Then there was the student who was writing, I hope, tongue in cheek when he stated: "The proposal under consideration has broad appeal; it will help women more than men."

This time of year I am convinced that they don't pay me enough to have to read what I have to read.


Bas~Melech said...

Heh. Glad you find humor in this stuff... Since I generally have to edit things for print, I find it a lot more frustrating.

"Costumer" is one of my favories -- shows up in ads in just about every single issue of every frum publication. They just never get it.

Ya'akob ibn Avi Mori said...

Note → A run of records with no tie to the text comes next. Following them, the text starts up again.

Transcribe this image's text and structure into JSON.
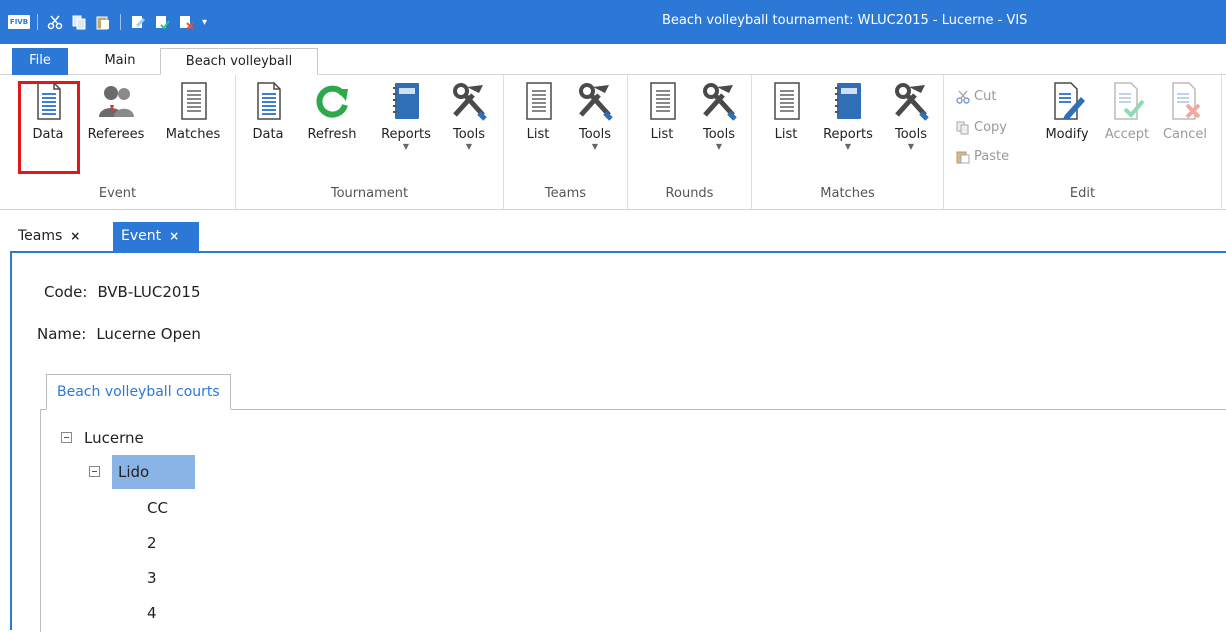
{
  "window": {
    "title": "Beach volleyball tournament: WLUC2015 - Lucerne - VIS",
    "logo_text": "FIVB"
  },
  "ribbon_tabs": [
    "File",
    "Main",
    "Beach volleyball"
  ],
  "ribbon": {
    "event": {
      "label": "Event",
      "buttons": [
        "Data",
        "Referees",
        "Matches"
      ]
    },
    "tournament": {
      "label": "Tournament",
      "buttons": [
        "Data",
        "Refresh",
        "Reports",
        "Tools"
      ]
    },
    "teams": {
      "label": "Teams",
      "buttons": [
        "List",
        "Tools"
      ]
    },
    "rounds": {
      "label": "Rounds",
      "buttons": [
        "List",
        "Tools"
      ]
    },
    "matches": {
      "label": "Matches",
      "buttons": [
        "List",
        "Reports",
        "Tools"
      ]
    },
    "edit": {
      "label": "Edit",
      "cut": "Cut",
      "copy": "Copy",
      "paste": "Paste",
      "buttons": [
        "Modify",
        "Accept",
        "Cancel"
      ]
    }
  },
  "doc_tabs": [
    {
      "label": "Teams",
      "close": "×"
    },
    {
      "label": "Event",
      "close": "×"
    }
  ],
  "event_form": {
    "code_label": "Code:",
    "code_value": "BVB-LUC2015",
    "name_label": "Name:",
    "name_value": "Lucerne Open"
  },
  "inner_tab": "Beach volleyball courts",
  "tree": {
    "root": "Lucerne",
    "child": "Lido",
    "courts": [
      "CC",
      "2",
      "3",
      "4"
    ]
  },
  "colors": {
    "accent": "#2b78d6",
    "highlight": "#e01818",
    "selection": "#8ab4e6"
  }
}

You might be suprised to know that the very students giving you this agita Know the ENTIRE year that you are not paid enough to have to read what you read.

Scraps said...

I've only seen "costumer" in the bathroom of an Israeli-owned restaurant (please leave the bathroom clean for the next "costumer", yeah...). It cracks me up every time I see it. However, I'm not grading that restaurant on their (lack of) English skills! If I were an English teacher, I think I would face endless frustration.

the apple said...

An IV league school? That's PRICELESS.

Orthonomics said...

Glad you can laugh. As for me, if I see one of my kids bring home such **** in elementary school, I won't put up with it. My $10-$20K better be paying for some red pens early on in the game. If not, I own a number of red pens and am not afraid to use them. Better sooner than later.

miriamp said...

But aren't they called Ivy League because they were part if the #4 (IV) league in sports? That one doesn't seem so bad to me. (Of course, the student might not have know that...)

Sephardilady, I often edit my kids' papers before they go to school (with the teacher's permission) and I'll point out the errors without fixing them -- particularly there/their/they're errors! On Chumash tests, English spelling and grammar aren't corrected or marked off for, but they certainly are in English subjects.

The broad appeal one took me a moment, but I think that's my favorite.

(Oh, and did you really mean to write that you received the paper on "eruv Shabbos"?)

ProfK said...

The transliteration from Hebrew to English can be a real balancing act. I'm presuming you meant that "eruv" should have been "erev." So what do you do when you pronounce erev in Hebrew so that it is eruv? And the word that some use "eruv" for I pronounce "ayruv." But yes, for clarity, it was "erev Shabbos."

Anonymous said...

The "IV" League attribution is a myth. The term came from the age of the "ancient eight" universities whose walls were covered in ivy.